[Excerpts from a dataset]
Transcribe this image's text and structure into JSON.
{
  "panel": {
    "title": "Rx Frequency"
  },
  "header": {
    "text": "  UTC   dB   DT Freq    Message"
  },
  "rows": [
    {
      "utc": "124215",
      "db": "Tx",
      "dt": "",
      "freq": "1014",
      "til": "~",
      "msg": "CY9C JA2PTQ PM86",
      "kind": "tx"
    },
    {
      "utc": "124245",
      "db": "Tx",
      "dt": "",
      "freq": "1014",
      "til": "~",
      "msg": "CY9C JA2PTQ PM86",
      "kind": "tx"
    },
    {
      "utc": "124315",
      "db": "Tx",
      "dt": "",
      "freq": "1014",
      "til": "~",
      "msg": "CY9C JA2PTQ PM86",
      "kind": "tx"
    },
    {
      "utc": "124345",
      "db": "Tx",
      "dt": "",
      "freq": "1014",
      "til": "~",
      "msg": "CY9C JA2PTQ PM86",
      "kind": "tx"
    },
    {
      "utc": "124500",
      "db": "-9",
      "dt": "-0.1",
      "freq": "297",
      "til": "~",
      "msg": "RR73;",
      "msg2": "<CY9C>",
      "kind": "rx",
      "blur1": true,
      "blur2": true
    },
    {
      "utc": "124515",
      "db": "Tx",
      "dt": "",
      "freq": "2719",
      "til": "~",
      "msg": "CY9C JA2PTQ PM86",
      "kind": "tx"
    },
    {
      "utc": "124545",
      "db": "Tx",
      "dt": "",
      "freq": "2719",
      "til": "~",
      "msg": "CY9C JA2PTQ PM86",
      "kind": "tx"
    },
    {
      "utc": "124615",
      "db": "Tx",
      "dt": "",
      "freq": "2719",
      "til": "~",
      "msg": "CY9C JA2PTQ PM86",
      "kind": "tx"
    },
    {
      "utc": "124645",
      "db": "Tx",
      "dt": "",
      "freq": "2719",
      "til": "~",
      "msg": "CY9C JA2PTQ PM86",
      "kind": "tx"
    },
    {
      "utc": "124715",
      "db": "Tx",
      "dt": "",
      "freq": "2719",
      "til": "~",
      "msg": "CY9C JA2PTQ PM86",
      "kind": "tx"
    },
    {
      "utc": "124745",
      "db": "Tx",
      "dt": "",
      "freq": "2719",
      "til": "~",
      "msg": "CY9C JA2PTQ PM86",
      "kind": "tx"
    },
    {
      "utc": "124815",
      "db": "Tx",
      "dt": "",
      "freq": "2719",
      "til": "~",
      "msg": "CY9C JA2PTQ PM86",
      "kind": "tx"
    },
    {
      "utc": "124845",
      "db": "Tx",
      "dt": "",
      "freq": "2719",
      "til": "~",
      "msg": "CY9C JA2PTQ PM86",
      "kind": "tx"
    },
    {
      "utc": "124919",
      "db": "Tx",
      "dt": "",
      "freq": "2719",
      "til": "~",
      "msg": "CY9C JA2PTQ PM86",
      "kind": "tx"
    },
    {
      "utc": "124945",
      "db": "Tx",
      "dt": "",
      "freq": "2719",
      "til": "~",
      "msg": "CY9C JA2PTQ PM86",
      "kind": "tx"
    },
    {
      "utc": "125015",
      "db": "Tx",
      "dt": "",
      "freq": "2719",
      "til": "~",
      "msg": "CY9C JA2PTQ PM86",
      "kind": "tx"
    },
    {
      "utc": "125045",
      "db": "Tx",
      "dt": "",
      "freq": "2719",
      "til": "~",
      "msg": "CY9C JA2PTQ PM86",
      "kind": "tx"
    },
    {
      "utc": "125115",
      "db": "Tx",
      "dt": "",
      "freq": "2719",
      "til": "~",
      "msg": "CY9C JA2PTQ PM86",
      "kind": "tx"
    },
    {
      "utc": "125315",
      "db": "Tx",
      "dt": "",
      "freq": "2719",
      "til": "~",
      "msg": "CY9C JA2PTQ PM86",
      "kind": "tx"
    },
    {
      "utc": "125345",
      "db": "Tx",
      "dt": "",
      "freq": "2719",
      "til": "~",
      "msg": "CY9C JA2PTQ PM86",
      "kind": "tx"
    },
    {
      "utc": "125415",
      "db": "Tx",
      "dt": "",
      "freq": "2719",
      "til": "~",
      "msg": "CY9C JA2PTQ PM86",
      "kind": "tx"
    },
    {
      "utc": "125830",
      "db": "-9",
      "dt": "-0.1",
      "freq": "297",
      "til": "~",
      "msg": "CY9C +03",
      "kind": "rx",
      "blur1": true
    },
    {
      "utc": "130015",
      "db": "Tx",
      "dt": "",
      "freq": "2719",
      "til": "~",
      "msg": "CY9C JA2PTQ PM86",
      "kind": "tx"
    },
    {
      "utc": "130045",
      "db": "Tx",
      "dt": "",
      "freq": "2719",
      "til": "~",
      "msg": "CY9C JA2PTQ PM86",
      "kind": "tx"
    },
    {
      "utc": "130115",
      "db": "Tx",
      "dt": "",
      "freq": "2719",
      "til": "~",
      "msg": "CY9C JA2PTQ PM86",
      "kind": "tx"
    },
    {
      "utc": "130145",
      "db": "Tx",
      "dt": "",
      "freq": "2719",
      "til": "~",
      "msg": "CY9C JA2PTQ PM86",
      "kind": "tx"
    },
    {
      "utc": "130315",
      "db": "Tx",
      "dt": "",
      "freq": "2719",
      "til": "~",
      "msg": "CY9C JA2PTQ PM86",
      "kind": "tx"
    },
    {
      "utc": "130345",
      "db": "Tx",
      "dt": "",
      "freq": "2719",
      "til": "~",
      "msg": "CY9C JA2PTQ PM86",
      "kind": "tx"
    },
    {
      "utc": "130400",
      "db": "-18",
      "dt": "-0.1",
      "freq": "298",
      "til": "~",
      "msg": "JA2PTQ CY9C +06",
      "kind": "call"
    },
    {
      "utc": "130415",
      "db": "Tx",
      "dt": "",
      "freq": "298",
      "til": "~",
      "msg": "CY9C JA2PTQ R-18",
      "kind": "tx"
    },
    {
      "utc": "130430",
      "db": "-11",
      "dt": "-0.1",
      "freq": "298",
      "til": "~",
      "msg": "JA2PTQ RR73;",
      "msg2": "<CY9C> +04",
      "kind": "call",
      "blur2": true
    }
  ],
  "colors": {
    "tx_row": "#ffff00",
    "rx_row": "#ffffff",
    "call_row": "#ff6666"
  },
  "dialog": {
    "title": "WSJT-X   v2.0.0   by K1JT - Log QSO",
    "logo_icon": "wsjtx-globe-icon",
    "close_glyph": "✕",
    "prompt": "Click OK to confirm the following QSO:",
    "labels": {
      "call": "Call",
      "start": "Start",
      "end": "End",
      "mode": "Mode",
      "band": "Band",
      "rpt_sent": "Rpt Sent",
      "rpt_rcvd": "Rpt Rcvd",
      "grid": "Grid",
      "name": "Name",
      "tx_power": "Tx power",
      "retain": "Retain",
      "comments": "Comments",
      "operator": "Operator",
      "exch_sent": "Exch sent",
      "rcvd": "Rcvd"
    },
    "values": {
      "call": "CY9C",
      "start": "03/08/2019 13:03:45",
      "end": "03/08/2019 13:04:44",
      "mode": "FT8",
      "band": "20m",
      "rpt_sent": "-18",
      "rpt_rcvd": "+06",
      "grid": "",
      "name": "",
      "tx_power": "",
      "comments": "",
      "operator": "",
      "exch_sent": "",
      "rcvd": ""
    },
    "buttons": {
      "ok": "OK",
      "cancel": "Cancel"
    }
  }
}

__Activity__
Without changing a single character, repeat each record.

__Final answer__
Transcribe this image's text and structure into JSON.
{
  "panel": {
    "title": "Rx Frequency"
  },
  "header": {
    "text": "  UTC   dB   DT Freq    Message"
  },
  "rows": [
    {
      "utc": "124215",
      "db": "Tx",
      "dt": "",
      "freq": "1014",
      "til": "~",
      "msg": "CY9C JA2PTQ PM86",
      "kind": "tx"
    },
    {
      "utc": "124245",
      "db": "Tx",
      "dt": "",
      "freq": "1014",
      "til": "~",
      "msg": "CY9C JA2PTQ PM86",
      "kind": "tx"
    },
    {
      "utc": "124315",
      "db": "Tx",
      "dt": "",
      "freq": "1014",
      "til": "~",
      "msg": "CY9C JA2PTQ PM86",
      "kind": "tx"
    },
    {
      "utc": "124345",
      "db": "Tx",
      "dt": "",
      "freq": "1014",
      "til": "~",
      "msg": "CY9C JA2PTQ PM86",
      "kind": "tx"
    },
    {
      "utc": "124500",
      "db": "-9",
      "dt": "-0.1",
      "freq": "297",
      "til": "~",
      "msg": "RR73;",
      "msg2": "<CY9C>",
      "kind": "rx",
      "blur1": true,
      "blur2": true
    },
    {
      "utc": "124515",
      "db": "Tx",
      "dt": "",
      "freq": "2719",
      "til": "~",
      "msg": "CY9C JA2PTQ PM86",
      "kind": "tx"
    },
    {
      "utc": "124545",
      "db": "Tx",
      "dt": "",
      "freq": "2719",
      "til": "~",
      "msg": "CY9C JA2PTQ PM86",
      "kind": "tx"
    },
    {
      "utc": "124615",
      "db": "Tx",
      "dt": "",
      "freq": "2719",
      "til": "~",
      "msg": "CY9C JA2PTQ PM86",
      "kind": "tx"
    },
    {
      "utc": "124645",
      "db": "Tx",
      "dt": "",
      "freq": "2719",
      "til": "~",
      "msg": "CY9C JA2PTQ PM86",
      "kind": "tx"
    },
    {
      "utc": "124715",
      "db": "Tx",
      "dt": "",
      "freq": "2719",
      "til": "~",
      "msg": "CY9C JA2PTQ PM86",
      "kind": "tx"
    },
    {
      "utc": "124745",
      "db": "Tx",
      "dt": "",
      "freq": "2719",
      "til": "~",
      "msg": "CY9C JA2PTQ PM86",
      "kind": "tx"
    },
    {
      "utc": "124815",
      "db": "Tx",
      "dt": "",
      "freq": "2719",
      "til": "~",
      "msg": "CY9C JA2PTQ PM86",
      "kind": "tx"
    },
    {
      "utc": "124845",
      "db": "Tx",
      "dt": "",
      "freq": "2719",
      "til": "~",
      "msg": "CY9C JA2PTQ PM86",
      "kind": "tx"
    },
    {
      "utc": "124919",
      "db": "Tx",
      "dt": "",
      "freq": "2719",
      "til": "~",
      "msg": "CY9C JA2PTQ PM86",
      "kind": "tx"
    },
    {
      "utc": "124945",
      "db": "Tx",
      "dt": "",
      "freq": "2719",
      "til": "~",
      "msg": "CY9C JA2PTQ PM86",
      "kind": "tx"
    },
    {
      "utc": "125015",
      "db": "Tx",
      "dt": "",
      "freq": "2719",
      "til": "~",
      "msg": "CY9C JA2PTQ PM86",
      "kind": "tx"
    },
    {
      "utc": "125045",
      "db": "Tx",
      "dt": "",
      "freq": "2719",
      "til": "~",
      "msg": "CY9C JA2PTQ PM86",
      "kind": "tx"
    },
    {
      "utc": "125115",
      "db": "Tx",
      "dt": "",
      "freq": "2719",
      "til": "~",
      "msg": "CY9C JA2PTQ PM86",
      "kind": "tx"
    },
    {
      "utc": "125315",
      "db": "Tx",
      "dt": "",
      "freq": "2719",
      "til": "~",
      "msg": "CY9C JA2PTQ PM86",
      "kind": "tx"
    },
    {
      "utc": "125345",
      "db": "Tx",
      "dt": "",
      "freq": "2719",
      "til": "~",
      "msg": "CY9C JA2PTQ PM86",
      "kind": "tx"
    },
    {
      "utc": "125415",
      "db": "Tx",
      "dt": "",
      "freq": "2719",
      "til": "~",
      "msg": "CY9C JA2PTQ PM86",
      "kind": "tx"
    },
    {
      "utc": "125830",
      "db": "-9",
      "dt": "-0.1",
      "freq": "297",
      "til": "~",
      "msg": "CY9C +03",
      "kind": "rx",
      "blur1": true
    },
    {
      "utc": "130015",
      "db": "Tx",
      "dt": "",
      "freq": "2719",
      "til": "~",
      "msg": "CY9C JA2PTQ PM86",
      "kind": "tx"
    },
    {
      "utc": "130045",
      "db": "Tx",
      "dt": "",
      "freq": "2719",
      "til": "~",
      "msg": "CY9C JA2PTQ PM86",
      "kind": "tx"
    },
    {
      "utc": "130115",
      "db": "Tx",
      "dt": "",
      "freq": "2719",
      "til": "~",
      "msg": "CY9C JA2PTQ PM86",
      "kind": "tx"
    },
    {
      "utc": "130145",
      "db": "Tx",
      "dt": "",
      "freq": "2719",
      "til": "~",
      "msg": "CY9C JA2PTQ PM86",
      "kind": "tx"
    },
    {
      "utc": "130315",
      "db": "Tx",
      "dt": "",
      "freq": "2719",
      "til": "~",
      "msg": "CY9C JA2PTQ PM86",
      "kind": "tx"
    },
    {
      "utc": "130345",
      "db": "Tx",
      "dt": "",
      "freq": "2719",
      "til": "~",
      "msg": "CY9C JA2PTQ PM86",
      "kind": "tx"
    },
    {
      "utc": "130400",
      "db": "-18",
      "dt": "-0.1",
      "freq": "298",
      "til": "~",
      "msg": "JA2PTQ CY9C +06",
      "kind": "call"
    },
    {
      "utc": "130415",
      "db": "Tx",
      "dt": "",
      "freq": "298",
      "til": "~",
      "msg": "CY9C JA2PTQ R-18",
      "kind": "tx"
    },
    {
      "utc": "130430",
      "db": "-11",
      "dt": "-0.1",
      "freq": "298",
      "til": "~",
      "msg": "JA2PTQ RR73;",
      "msg2": "<CY9C> +04",
      "kind": "call",
      "blur2": true
    }
  ],
  "colors": {
    "tx_row": "#ffff00",
    "rx_row": "#ffffff",
    "call_row": "#ff6666"
  },
  "dialog": {
    "title": "WSJT-X   v2.0.0   by K1JT - Log QSO",
    "logo_icon": "wsjtx-globe-icon",
    "close_glyph": "✕",
    "prompt": "Click OK to confirm the following QSO:",
    "labels": {
      "call": "Call",
      "start": "Start",
      "end": "End",
      "mode": "Mode",
      "band": "Band",
      "rpt_sent": "Rpt Sent",
      "rpt_rcvd": "Rpt Rcvd",
      "grid": "Grid",
      "name": "Name",
      "tx_power": "Tx power",
      "retain": "Retain",
      "comments": "Comments",
      "operator": "Operator",
      "exch_sent": "Exch sent",
      "rcvd": "Rcvd"
    },
    "values": {
      "call": "CY9C",
      "start": "03/08/2019 13:03:45",
      "end": "03/08/2019 13:04:44",
      "mode": "FT8",
      "band": "20m",
      "rpt_sent": "-18",
      "rpt_rcvd": "+06",
      "grid": "",
      "name": "",
      "tx_power": "",
      "comments": "",
      "operator": "",
      "exch_sent": "",
      "rcvd": ""
    },
    "buttons": {
      "ok": "OK",
      "cancel": "Cancel"
    }
  }
}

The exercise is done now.